[[ Extracted records open ]]

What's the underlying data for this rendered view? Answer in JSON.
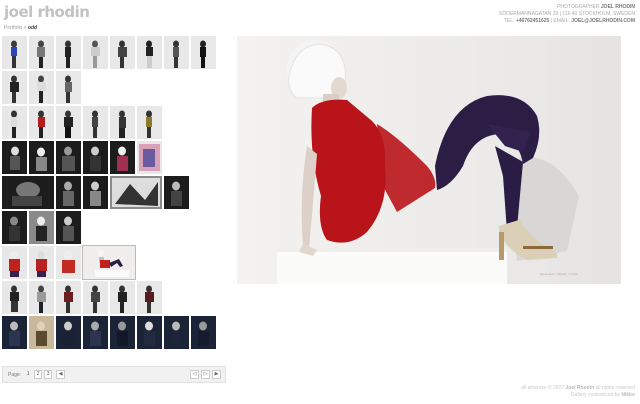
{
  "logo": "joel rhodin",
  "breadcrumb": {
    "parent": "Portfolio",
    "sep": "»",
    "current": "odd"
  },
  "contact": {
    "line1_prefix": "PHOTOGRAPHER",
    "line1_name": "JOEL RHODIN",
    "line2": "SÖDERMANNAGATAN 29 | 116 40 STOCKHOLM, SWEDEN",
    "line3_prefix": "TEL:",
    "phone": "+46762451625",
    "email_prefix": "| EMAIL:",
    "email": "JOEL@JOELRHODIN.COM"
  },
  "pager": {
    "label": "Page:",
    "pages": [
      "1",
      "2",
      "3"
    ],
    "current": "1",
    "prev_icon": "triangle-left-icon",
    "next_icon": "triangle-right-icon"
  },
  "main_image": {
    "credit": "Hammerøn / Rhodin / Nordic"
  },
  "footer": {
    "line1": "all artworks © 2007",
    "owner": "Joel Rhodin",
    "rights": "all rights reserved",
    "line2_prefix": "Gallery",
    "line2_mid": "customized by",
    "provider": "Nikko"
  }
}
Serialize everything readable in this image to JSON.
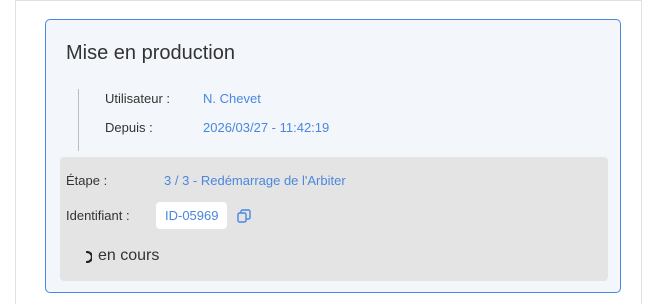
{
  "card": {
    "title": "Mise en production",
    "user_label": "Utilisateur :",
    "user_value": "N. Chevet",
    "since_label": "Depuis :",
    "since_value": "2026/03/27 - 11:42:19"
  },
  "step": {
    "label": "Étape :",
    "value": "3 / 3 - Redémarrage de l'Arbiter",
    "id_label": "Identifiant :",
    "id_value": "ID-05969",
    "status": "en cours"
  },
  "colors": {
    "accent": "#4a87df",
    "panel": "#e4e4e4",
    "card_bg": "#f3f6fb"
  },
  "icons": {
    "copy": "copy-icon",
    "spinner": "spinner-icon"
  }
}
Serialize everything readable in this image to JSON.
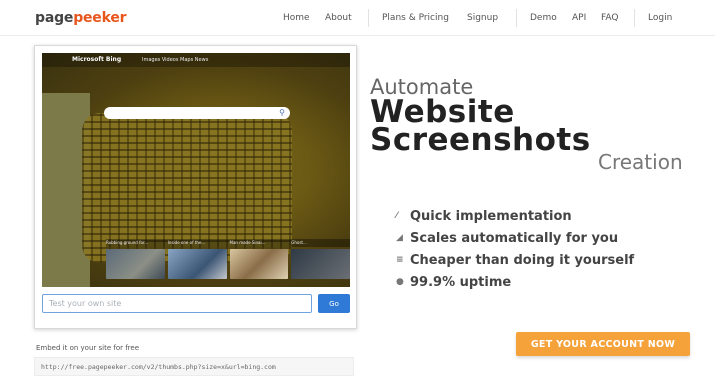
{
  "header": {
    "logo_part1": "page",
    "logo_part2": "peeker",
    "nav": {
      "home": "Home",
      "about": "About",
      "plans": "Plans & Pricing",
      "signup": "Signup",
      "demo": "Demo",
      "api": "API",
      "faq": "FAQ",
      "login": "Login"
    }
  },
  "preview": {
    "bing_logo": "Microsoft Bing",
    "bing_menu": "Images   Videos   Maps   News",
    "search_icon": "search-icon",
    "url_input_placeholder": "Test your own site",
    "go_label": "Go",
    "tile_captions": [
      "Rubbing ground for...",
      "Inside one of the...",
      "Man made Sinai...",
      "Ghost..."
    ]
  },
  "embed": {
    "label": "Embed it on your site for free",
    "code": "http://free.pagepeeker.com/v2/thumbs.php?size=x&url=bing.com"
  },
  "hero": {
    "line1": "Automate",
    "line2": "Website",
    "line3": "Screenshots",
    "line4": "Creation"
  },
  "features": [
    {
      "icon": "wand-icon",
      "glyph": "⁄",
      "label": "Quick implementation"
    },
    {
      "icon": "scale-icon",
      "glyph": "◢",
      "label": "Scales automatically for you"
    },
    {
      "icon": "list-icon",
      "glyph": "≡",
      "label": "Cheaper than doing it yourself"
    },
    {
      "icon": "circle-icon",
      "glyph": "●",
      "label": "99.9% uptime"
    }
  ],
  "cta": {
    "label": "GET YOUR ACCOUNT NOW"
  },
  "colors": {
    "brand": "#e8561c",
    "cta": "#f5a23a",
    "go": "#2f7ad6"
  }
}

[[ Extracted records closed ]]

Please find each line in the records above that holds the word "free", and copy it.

    "label": "Embed it on your site for free",
    "code": "http://free.pagepeeker.com/v2/thumbs.php?size=x&url=bing.com"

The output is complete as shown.